*Problem description:* Using the data below, copy each line that includes the word "icon".

(Material for the task)

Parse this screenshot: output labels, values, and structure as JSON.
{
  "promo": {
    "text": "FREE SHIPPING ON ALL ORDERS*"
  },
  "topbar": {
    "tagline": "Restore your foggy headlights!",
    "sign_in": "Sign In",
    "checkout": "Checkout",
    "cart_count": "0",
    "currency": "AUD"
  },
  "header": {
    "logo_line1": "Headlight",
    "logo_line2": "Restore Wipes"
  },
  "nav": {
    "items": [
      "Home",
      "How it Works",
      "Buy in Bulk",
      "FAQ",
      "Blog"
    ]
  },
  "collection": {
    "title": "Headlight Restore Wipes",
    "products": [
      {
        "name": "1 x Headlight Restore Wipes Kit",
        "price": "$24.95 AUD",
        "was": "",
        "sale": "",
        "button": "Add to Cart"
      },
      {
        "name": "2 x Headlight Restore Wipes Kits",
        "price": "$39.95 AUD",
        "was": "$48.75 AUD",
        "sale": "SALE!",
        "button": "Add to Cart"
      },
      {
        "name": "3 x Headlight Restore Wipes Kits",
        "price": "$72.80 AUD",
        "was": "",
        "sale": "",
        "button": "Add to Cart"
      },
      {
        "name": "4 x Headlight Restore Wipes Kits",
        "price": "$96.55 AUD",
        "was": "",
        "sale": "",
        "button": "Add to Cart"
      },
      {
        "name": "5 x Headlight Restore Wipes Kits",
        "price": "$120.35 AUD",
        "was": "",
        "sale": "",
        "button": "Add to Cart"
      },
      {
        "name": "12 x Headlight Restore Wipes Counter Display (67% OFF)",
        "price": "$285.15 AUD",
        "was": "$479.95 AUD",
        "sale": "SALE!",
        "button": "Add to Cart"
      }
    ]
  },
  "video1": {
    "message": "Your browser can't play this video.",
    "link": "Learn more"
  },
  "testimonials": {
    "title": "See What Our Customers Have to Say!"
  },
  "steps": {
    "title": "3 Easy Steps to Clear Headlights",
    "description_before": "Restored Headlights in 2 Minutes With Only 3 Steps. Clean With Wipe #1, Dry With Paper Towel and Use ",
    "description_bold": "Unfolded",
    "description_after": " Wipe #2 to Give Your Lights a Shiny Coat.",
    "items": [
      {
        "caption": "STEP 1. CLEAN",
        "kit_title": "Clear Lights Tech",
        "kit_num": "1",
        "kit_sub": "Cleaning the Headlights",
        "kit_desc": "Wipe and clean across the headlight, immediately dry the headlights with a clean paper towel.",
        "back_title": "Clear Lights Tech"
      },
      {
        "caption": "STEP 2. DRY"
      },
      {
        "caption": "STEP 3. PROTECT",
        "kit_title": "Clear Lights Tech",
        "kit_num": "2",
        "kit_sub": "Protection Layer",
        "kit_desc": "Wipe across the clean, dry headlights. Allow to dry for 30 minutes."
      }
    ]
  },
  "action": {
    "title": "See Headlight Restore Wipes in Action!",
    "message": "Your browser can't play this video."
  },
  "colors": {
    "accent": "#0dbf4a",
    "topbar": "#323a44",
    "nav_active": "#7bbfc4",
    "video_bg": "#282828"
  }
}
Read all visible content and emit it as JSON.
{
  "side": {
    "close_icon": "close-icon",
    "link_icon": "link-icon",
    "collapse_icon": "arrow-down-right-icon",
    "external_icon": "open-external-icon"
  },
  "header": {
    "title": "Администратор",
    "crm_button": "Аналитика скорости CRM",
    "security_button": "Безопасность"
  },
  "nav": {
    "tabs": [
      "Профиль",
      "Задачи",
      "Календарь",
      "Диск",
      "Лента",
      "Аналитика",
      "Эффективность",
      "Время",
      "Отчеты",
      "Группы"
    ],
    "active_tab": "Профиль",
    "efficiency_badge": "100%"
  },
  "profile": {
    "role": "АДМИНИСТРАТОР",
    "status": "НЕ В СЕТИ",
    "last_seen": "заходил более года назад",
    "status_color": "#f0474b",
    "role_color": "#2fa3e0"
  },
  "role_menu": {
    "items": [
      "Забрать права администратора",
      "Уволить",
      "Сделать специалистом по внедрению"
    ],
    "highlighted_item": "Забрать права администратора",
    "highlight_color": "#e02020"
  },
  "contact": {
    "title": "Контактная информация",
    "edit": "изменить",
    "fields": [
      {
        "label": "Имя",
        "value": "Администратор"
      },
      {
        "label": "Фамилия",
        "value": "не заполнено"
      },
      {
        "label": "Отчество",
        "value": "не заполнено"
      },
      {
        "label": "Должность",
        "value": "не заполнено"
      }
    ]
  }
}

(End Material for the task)

*Reply:*
    "close_icon": "close-icon",
    "link_icon": "link-icon",
    "collapse_icon": "arrow-down-right-icon",
    "external_icon": "open-external-icon"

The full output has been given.